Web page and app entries
---

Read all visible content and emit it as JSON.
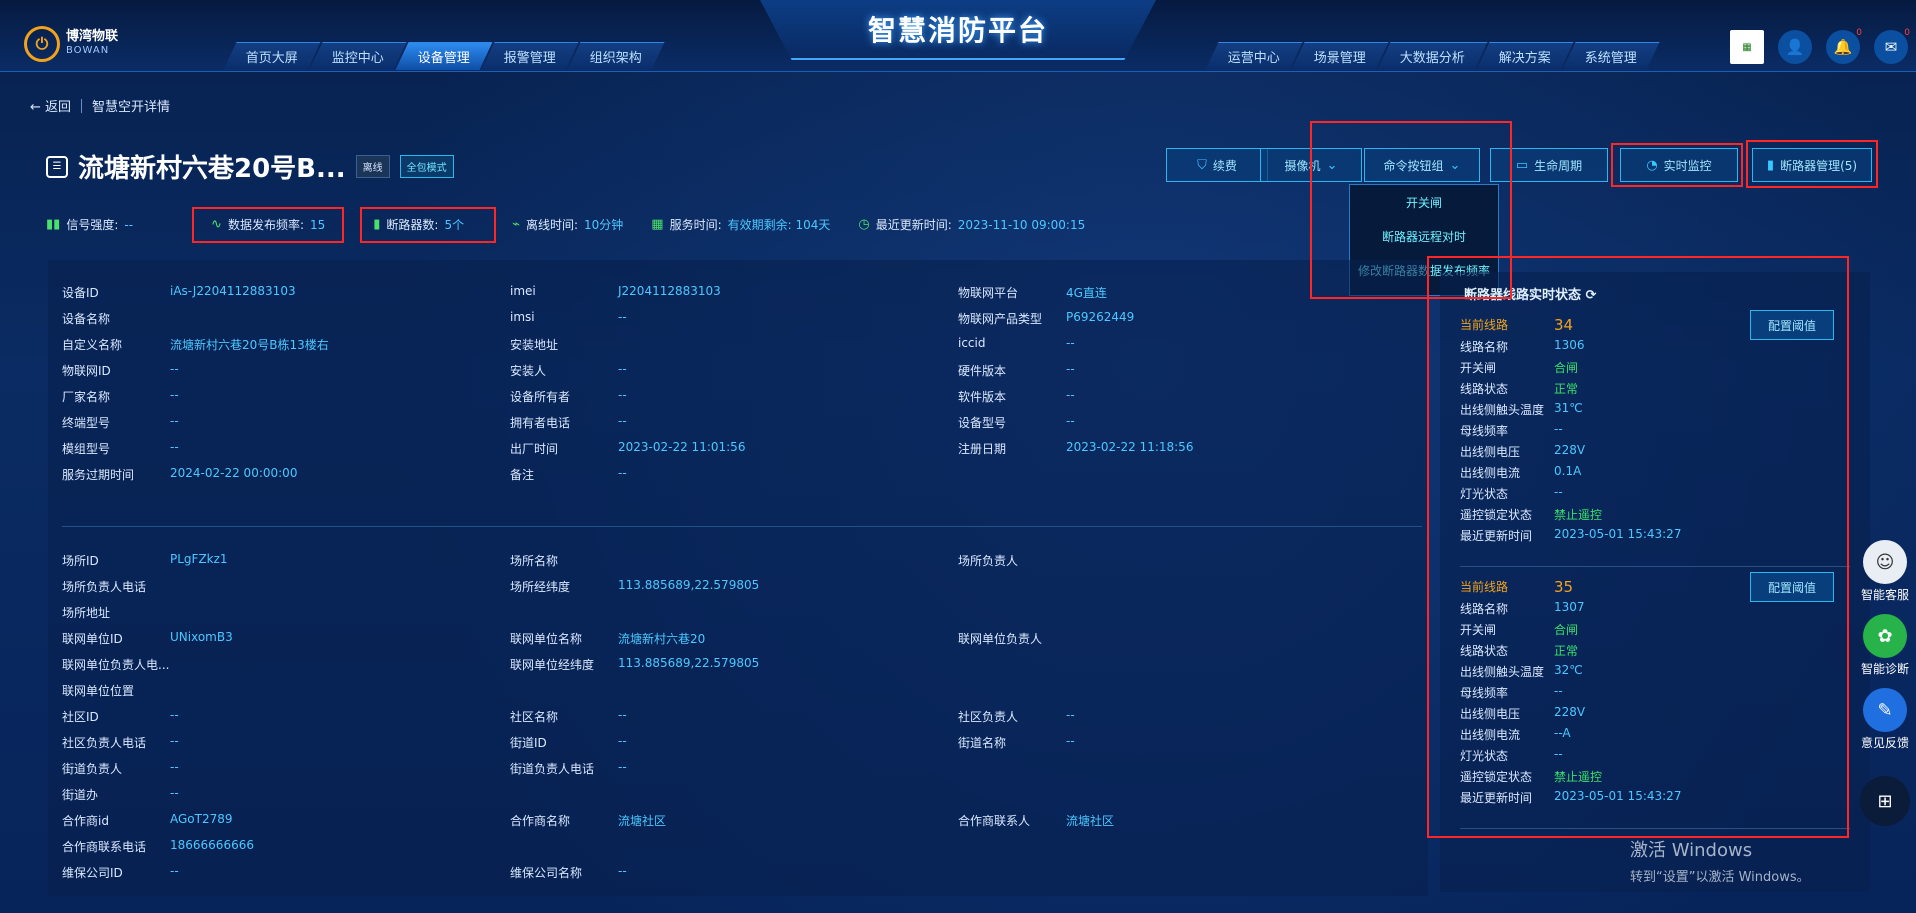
{
  "header": {
    "logo_cn": "博湾物联",
    "logo_en": "BOWAN",
    "app_title": "智慧消防平台",
    "nav_left": [
      "首页大屏",
      "监控中心",
      "设备管理",
      "报警管理",
      "组织架构"
    ],
    "nav_right": [
      "运营中心",
      "场景管理",
      "大数据分析",
      "解决方案",
      "系统管理"
    ]
  },
  "breadcrumb": {
    "back": "← 返回",
    "current": "智慧空开详情"
  },
  "device": {
    "title": "流塘新村六巷20号B...",
    "tag_offline": "离线",
    "tag_mode": "全包模式"
  },
  "actions": {
    "renew": "续费",
    "camera": "摄像机",
    "command": "命令按钮组",
    "lifecycle": "生命周期",
    "monitor": "实时监控",
    "breaker_mgmt": "断路器管理(5)"
  },
  "command_menu": [
    "开关闸",
    "断路器远程对时",
    "修改断路器数据发布频率"
  ],
  "stats": {
    "signal_label": "信号强度:",
    "signal_value": "--",
    "freq_label": "数据发布频率:",
    "freq_value": "15",
    "breakers_label": "断路器数:",
    "breakers_value": "5个",
    "offline_label": "离线时间:",
    "offline_value": "10分钟",
    "service_label": "服务时间:",
    "service_value": "有效期剩余: 104天",
    "update_label": "最近更新时间:",
    "update_value": "2023-11-10 09:00:15"
  },
  "device_info": [
    {
      "k": "设备ID",
      "v": "iAs-J2204112883103"
    },
    {
      "k": "imei",
      "v": "J2204112883103"
    },
    {
      "k": "物联网平台",
      "v": "4G直连"
    },
    {
      "k": "设备名称",
      "v": ""
    },
    {
      "k": "imsi",
      "v": "--"
    },
    {
      "k": "物联网产品类型",
      "v": "P69262449"
    },
    {
      "k": "自定义名称",
      "v": "流塘新村六巷20号B栋13楼右"
    },
    {
      "k": "安装地址",
      "v": ""
    },
    {
      "k": "iccid",
      "v": "--"
    },
    {
      "k": "物联网ID",
      "v": "--"
    },
    {
      "k": "安装人",
      "v": "--"
    },
    {
      "k": "硬件版本",
      "v": "--"
    },
    {
      "k": "厂家名称",
      "v": "--"
    },
    {
      "k": "设备所有者",
      "v": "--"
    },
    {
      "k": "软件版本",
      "v": "--"
    },
    {
      "k": "终端型号",
      "v": "--"
    },
    {
      "k": "拥有者电话",
      "v": "--"
    },
    {
      "k": "设备型号",
      "v": "--"
    },
    {
      "k": "模组型号",
      "v": "--"
    },
    {
      "k": "出厂时间",
      "v": "2023-02-22 11:01:56"
    },
    {
      "k": "注册日期",
      "v": "2023-02-22 11:18:56"
    },
    {
      "k": "服务过期时间",
      "v": "2024-02-22 00:00:00"
    },
    {
      "k": "备注",
      "v": "--"
    }
  ],
  "site_info": [
    {
      "k": "场所ID",
      "v": "PLgFZkz1"
    },
    {
      "k": "场所名称",
      "v": ""
    },
    {
      "k": "场所负责人",
      "v": ""
    },
    {
      "k": "场所负责人电话",
      "v": ""
    },
    {
      "k": "场所经纬度",
      "v": "113.885689,22.579805"
    },
    {
      "k": "场所地址",
      "v": ""
    },
    {
      "k": "联网单位ID",
      "v": "UNixomB3"
    },
    {
      "k": "联网单位名称",
      "v": "流塘新村六巷20"
    },
    {
      "k": "联网单位负责人",
      "v": ""
    },
    {
      "k": "联网单位负责人电...",
      "v": ""
    },
    {
      "k": "联网单位经纬度",
      "v": "113.885689,22.579805"
    },
    {
      "k": "联网单位位置",
      "v": ""
    },
    {
      "k": "社区ID",
      "v": "--"
    },
    {
      "k": "社区名称",
      "v": "--"
    },
    {
      "k": "社区负责人",
      "v": "--"
    },
    {
      "k": "社区负责人电话",
      "v": "--"
    },
    {
      "k": "街道ID",
      "v": "--"
    },
    {
      "k": "街道名称",
      "v": "--"
    },
    {
      "k": "街道负责人",
      "v": "--"
    },
    {
      "k": "街道负责人电话",
      "v": "--"
    },
    {
      "k": "街道办",
      "v": "--"
    },
    {
      "k": "合作商id",
      "v": "AGoT2789"
    },
    {
      "k": "合作商名称",
      "v": "流塘社区"
    },
    {
      "k": "合作商联系人",
      "v": "流塘社区"
    },
    {
      "k": "合作商联系电话",
      "v": "18666666666"
    },
    {
      "k": "维保公司ID",
      "v": "--"
    },
    {
      "k": "维保公司名称",
      "v": "--"
    }
  ],
  "status_panel": {
    "title": "断路器线路实时状态",
    "config_label": "配置阈值",
    "lines": [
      {
        "current_label": "当前线路",
        "current": "34",
        "name_label": "线路名称",
        "name": "1306",
        "switch_label": "开关闸",
        "switch": "合闸",
        "state_label": "线路状态",
        "state": "正常",
        "temp_label": "出线侧触头温度",
        "temp": "31℃",
        "bus_label": "母线频率",
        "bus": "--",
        "volt_label": "出线侧电压",
        "volt": "228V",
        "curr_label": "出线侧电流",
        "curr": "0.1A",
        "light_label": "灯光状态",
        "light": "--",
        "lock_label": "遥控锁定状态",
        "lock": "禁止遥控",
        "time_label": "最近更新时间",
        "time": "2023-05-01 15:43:27"
      },
      {
        "current_label": "当前线路",
        "current": "35",
        "name_label": "线路名称",
        "name": "1307",
        "switch_label": "开关闸",
        "switch": "合闸",
        "state_label": "线路状态",
        "state": "正常",
        "temp_label": "出线侧触头温度",
        "temp": "32℃",
        "bus_label": "母线频率",
        "bus": "--",
        "volt_label": "出线侧电压",
        "volt": "228V",
        "curr_label": "出线侧电流",
        "curr": "--A",
        "light_label": "灯光状态",
        "light": "--",
        "lock_label": "遥控锁定状态",
        "lock": "禁止遥控",
        "time_label": "最近更新时间",
        "time": "2023-05-01 15:43:27"
      }
    ]
  },
  "floating": {
    "service": "智能客服",
    "diagnose": "智能诊断",
    "feedback": "意见反馈"
  },
  "watermark": {
    "line1": "激活 Windows",
    "line2": "转到“设置”以激活 Windows。"
  },
  "icons": [
    "shield-icon",
    "camera-icon",
    "chevron-down-icon",
    "lifecycle-icon",
    "gauge-icon",
    "breaker-icon",
    "refresh-icon",
    "bell-icon",
    "mail-icon",
    "user-icon",
    "grid-icon"
  ]
}
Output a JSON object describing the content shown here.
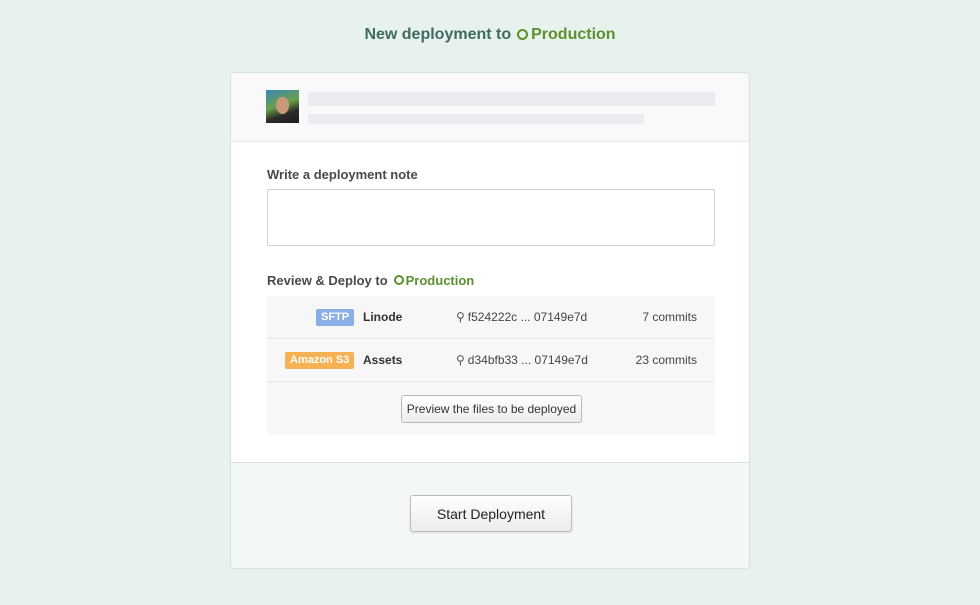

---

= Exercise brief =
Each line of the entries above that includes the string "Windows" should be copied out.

= Completed exercise =
    "line1": "激活 Windows",
    "line2": "转到“设置”以激活 Windows。"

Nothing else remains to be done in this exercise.